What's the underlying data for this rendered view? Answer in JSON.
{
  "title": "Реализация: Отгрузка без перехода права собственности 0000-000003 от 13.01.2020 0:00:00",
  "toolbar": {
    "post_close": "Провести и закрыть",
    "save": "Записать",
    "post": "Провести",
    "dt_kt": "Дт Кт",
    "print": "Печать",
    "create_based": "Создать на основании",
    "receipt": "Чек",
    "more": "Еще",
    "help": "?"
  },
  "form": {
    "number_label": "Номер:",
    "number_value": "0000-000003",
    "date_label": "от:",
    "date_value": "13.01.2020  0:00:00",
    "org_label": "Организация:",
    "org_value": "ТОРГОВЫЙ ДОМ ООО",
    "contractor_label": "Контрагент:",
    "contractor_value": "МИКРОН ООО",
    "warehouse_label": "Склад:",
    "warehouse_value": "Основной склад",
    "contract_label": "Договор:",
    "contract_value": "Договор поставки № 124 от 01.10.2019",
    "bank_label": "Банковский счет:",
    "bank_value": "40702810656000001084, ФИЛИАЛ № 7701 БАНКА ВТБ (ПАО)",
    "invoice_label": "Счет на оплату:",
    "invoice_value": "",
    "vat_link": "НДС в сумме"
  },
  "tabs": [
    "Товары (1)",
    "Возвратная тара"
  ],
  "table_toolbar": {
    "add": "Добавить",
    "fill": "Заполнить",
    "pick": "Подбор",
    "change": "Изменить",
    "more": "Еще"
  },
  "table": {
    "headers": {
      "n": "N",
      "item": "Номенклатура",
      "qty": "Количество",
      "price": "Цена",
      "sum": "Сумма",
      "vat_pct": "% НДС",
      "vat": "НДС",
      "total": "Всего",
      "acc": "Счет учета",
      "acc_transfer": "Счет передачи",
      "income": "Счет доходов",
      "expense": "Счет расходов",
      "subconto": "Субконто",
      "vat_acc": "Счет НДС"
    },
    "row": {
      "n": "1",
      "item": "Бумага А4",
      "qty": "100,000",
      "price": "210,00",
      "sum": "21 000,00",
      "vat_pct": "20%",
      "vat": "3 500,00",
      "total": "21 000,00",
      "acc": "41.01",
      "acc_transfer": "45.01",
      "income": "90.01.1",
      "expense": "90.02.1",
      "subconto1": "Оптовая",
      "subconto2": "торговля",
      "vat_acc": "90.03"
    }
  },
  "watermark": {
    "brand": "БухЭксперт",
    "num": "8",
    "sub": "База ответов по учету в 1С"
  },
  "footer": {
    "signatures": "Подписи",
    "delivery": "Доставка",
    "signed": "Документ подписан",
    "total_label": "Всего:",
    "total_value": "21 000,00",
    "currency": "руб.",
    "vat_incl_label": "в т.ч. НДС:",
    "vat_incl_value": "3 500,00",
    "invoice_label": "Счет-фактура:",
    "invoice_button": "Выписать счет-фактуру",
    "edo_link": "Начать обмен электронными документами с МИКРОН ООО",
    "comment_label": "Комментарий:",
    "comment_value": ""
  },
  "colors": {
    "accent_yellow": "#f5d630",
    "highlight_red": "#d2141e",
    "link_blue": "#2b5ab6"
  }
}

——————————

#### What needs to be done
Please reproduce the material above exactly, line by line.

#### Solution to this problem
What's the underlying data for this rendered view? Answer in JSON.
{
  "title": "Реализация: Отгрузка без перехода права собственности 0000-000003 от 13.01.2020 0:00:00",
  "toolbar": {
    "post_close": "Провести и закрыть",
    "save": "Записать",
    "post": "Провести",
    "dt_kt": "Дт Кт",
    "print": "Печать",
    "create_based": "Создать на основании",
    "receipt": "Чек",
    "more": "Еще",
    "help": "?"
  },
  "form": {
    "number_label": "Номер:",
    "number_value": "0000-000003",
    "date_label": "от:",
    "date_value": "13.01.2020  0:00:00",
    "org_label": "Организация:",
    "org_value": "ТОРГОВЫЙ ДОМ ООО",
    "contractor_label": "Контрагент:",
    "contractor_value": "МИКРОН ООО",
    "warehouse_label": "Склад:",
    "warehouse_value": "Основной склад",
    "contract_label": "Договор:",
    "contract_value": "Договор поставки № 124 от 01.10.2019",
    "bank_label": "Банковский счет:",
    "bank_value": "40702810656000001084, ФИЛИАЛ № 7701 БАНКА ВТБ (ПАО)",
    "invoice_label": "Счет на оплату:",
    "invoice_value": "",
    "vat_link": "НДС в сумме"
  },
  "tabs": [
    "Товары (1)",
    "Возвратная тара"
  ],
  "table_toolbar": {
    "add": "Добавить",
    "fill": "Заполнить",
    "pick": "Подбор",
    "change": "Изменить",
    "more": "Еще"
  },
  "table": {
    "headers": {
      "n": "N",
      "item": "Номенклатура",
      "qty": "Количество",
      "price": "Цена",
      "sum": "Сумма",
      "vat_pct": "% НДС",
      "vat": "НДС",
      "total": "Всего",
      "acc": "Счет учета",
      "acc_transfer": "Счет передачи",
      "income": "Счет доходов",
      "expense": "Счет расходов",
      "subconto": "Субконто",
      "vat_acc": "Счет НДС"
    },
    "row": {
      "n": "1",
      "item": "Бумага А4",
      "qty": "100,000",
      "price": "210,00",
      "sum": "21 000,00",
      "vat_pct": "20%",
      "vat": "3 500,00",
      "total": "21 000,00",
      "acc": "41.01",
      "acc_transfer": "45.01",
      "income": "90.01.1",
      "expense": "90.02.1",
      "subconto1": "Оптовая",
      "subconto2": "торговля",
      "vat_acc": "90.03"
    }
  },
  "watermark": {
    "brand": "БухЭксперт",
    "num": "8",
    "sub": "База ответов по учету в 1С"
  },
  "footer": {
    "signatures": "Подписи",
    "delivery": "Доставка",
    "signed": "Документ подписан",
    "total_label": "Всего:",
    "total_value": "21 000,00",
    "currency": "руб.",
    "vat_incl_label": "в т.ч. НДС:",
    "vat_incl_value": "3 500,00",
    "invoice_label": "Счет-фактура:",
    "invoice_button": "Выписать счет-фактуру",
    "edo_link": "Начать обмен электронными документами с МИКРОН ООО",
    "comment_label": "Комментарий:",
    "comment_value": ""
  },
  "colors": {
    "accent_yellow": "#f5d630",
    "highlight_red": "#d2141e",
    "link_blue": "#2b5ab6"
  }
}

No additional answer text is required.